House Speaker Nancy Pelosi says she was never told during a congressional briefing in 2002 that waterboarding or other "enhanced" interrogation techniques were being used on terrorism suspects.
But in a story published in the Washington Post in December 2007, two officials were quoted saying that the California Democrat and three other lawmakers had received an hour-long secret briefing on the interrogation tactics, including waterboarding, and that they raised no objections at the time.
The clash of accounts has stirred Republican claims that Democrats have selective and politically motivated amnesia when it comes to who knew what, and when, about the Bush-era interrogation programs.
"I saw a partial list of the number of members of the House and Senate, Democrats and Republicans, who were briefed on these interrogation methods, and not a word was raised at the time, not one word," House Minority Leader John Boehner said Thursday.
Rep. Pete Hoekstra, R-Mich., is seeking a detailed list of all lawmakers who were briefed on the tactics. Republicans are drawing attention to the briefings to challenge Democrats who now say they are open to investigating, and possibly prosecuting, officials and lawyers involved in the drafting of the harsh interrogation techniques.
Pelosi is among those lawmakers who want an independent commission established to probe the evolution of the policies -- but it's still unclear what she knew early on in the Bush administration.
Asked about the briefings on Thursday, Pelosi said: "We were not -- I repeat -- were not told that waterboarding or any of these other enhanced interrogation methods were used."
But she also did not explicitly say that waterboarding was not part of the conversation. She indicated instead that any discussion they may have had was hypothetical.
"What they did tell us is that they had some legislative counsel ... opinions, that they could be used, but not that they would," she said.
Pelosi indicated the briefings could have been incomplete, saying: "We only know what they choose to tell us, and the manner and timing which they tell us."
The Post article noted that strict rules during the secret briefings prohibit lawmakers from taking notes or consulting with legal experts, hindering the lawmakers' ability to challenge what they are being told -- in this case, about interrogation tactics.

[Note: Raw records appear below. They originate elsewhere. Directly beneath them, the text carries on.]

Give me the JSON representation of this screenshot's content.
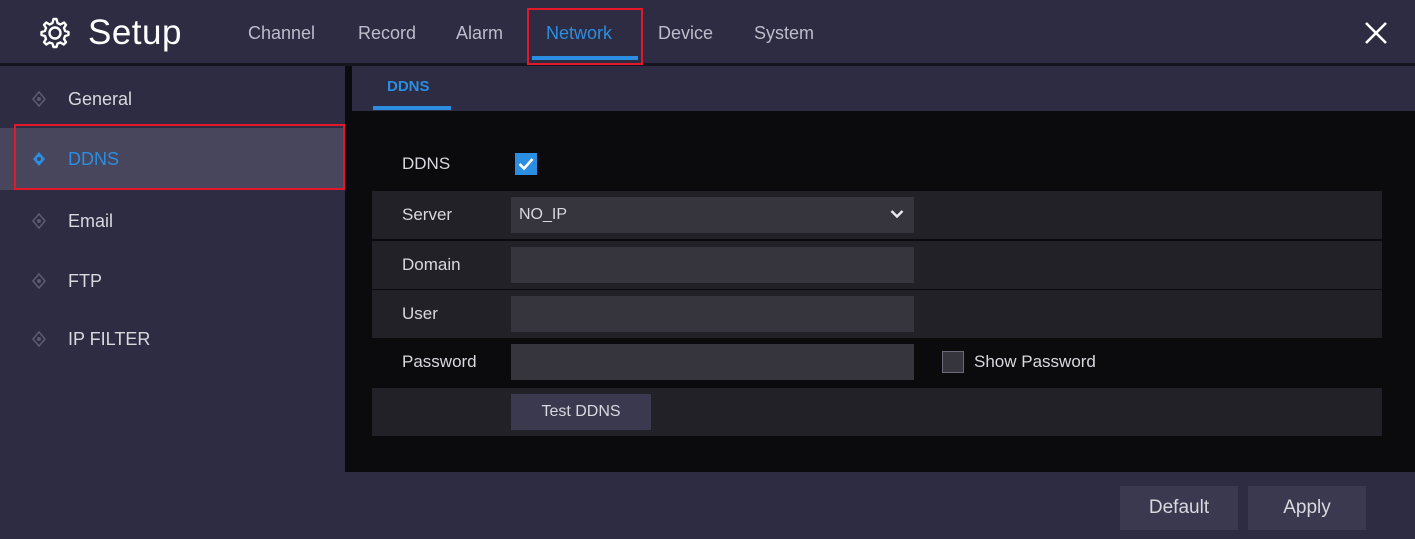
{
  "header": {
    "title": "Setup",
    "gear_icon": "gear-icon",
    "close_icon": "close-icon",
    "menu": [
      {
        "label": "Channel",
        "active": false
      },
      {
        "label": "Record",
        "active": false
      },
      {
        "label": "Alarm",
        "active": false
      },
      {
        "label": "Network",
        "active": true
      },
      {
        "label": "Device",
        "active": false
      },
      {
        "label": "System",
        "active": false
      }
    ]
  },
  "sidebar": {
    "items": [
      {
        "label": "General",
        "active": false
      },
      {
        "label": "DDNS",
        "active": true
      },
      {
        "label": "Email",
        "active": false
      },
      {
        "label": "FTP",
        "active": false
      },
      {
        "label": "IP FILTER",
        "active": false
      }
    ]
  },
  "subtab": {
    "label": "DDNS"
  },
  "form": {
    "ddns_label": "DDNS",
    "ddns_enabled": true,
    "server_label": "Server",
    "server_value": "NO_IP",
    "domain_label": "Domain",
    "domain_value": "",
    "user_label": "User",
    "user_value": "",
    "password_label": "Password",
    "password_value": "",
    "show_password_label": "Show Password",
    "show_password_checked": false,
    "test_button": "Test DDNS"
  },
  "footer": {
    "default_button": "Default",
    "apply_button": "Apply"
  },
  "colors": {
    "accent": "#2b8ee0",
    "highlight_box": "#e3192b",
    "panel": "#2e2c42",
    "background": "#0b0b0e"
  }
}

But that doesn't mean they can't ask critical questions.
Pelosi indicated Thursday she's being hamstrung from fully addressing the briefing, and publicly questioning the tactics described in it, because it was secret.
"It's very interesting that people are talking so freely," Pelosi said.